- **WHAT YOU HAVE TO DO**: The answer must be every line of the records below that contains the word "NGÀY".

- **INFORMATION**:
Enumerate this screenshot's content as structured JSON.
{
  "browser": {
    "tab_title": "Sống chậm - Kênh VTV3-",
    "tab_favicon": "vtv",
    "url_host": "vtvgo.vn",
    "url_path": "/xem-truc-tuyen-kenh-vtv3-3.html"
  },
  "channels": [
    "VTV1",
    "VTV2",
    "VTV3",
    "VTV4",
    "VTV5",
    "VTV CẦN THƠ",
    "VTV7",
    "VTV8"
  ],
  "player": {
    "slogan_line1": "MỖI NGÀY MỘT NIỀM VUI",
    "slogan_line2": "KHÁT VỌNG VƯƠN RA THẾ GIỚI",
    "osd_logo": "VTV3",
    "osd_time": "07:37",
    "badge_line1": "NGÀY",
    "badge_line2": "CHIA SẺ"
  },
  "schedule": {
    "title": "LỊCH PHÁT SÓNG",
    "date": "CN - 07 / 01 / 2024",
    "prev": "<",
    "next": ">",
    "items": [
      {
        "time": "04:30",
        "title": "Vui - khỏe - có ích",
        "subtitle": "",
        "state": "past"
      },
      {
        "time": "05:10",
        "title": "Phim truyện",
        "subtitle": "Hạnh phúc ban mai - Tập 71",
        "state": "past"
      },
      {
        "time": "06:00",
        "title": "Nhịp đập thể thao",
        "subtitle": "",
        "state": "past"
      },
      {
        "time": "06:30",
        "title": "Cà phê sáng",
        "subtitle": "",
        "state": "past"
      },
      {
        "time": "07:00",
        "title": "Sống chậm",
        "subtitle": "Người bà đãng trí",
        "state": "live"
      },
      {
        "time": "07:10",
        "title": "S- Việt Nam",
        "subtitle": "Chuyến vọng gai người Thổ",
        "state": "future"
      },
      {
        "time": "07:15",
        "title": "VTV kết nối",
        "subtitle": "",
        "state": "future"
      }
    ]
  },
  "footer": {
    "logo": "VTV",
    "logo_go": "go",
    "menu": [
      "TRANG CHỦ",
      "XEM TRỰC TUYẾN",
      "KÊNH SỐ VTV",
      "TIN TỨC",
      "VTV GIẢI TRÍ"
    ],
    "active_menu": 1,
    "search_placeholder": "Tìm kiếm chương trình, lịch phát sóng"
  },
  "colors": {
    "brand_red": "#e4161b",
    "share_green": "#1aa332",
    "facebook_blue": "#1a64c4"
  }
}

- **EXERCISE RESPONSE**:
    "slogan_line1": "MỖI NGÀY MỘT NIỀM VUI",
    "badge_line1": "NGÀY",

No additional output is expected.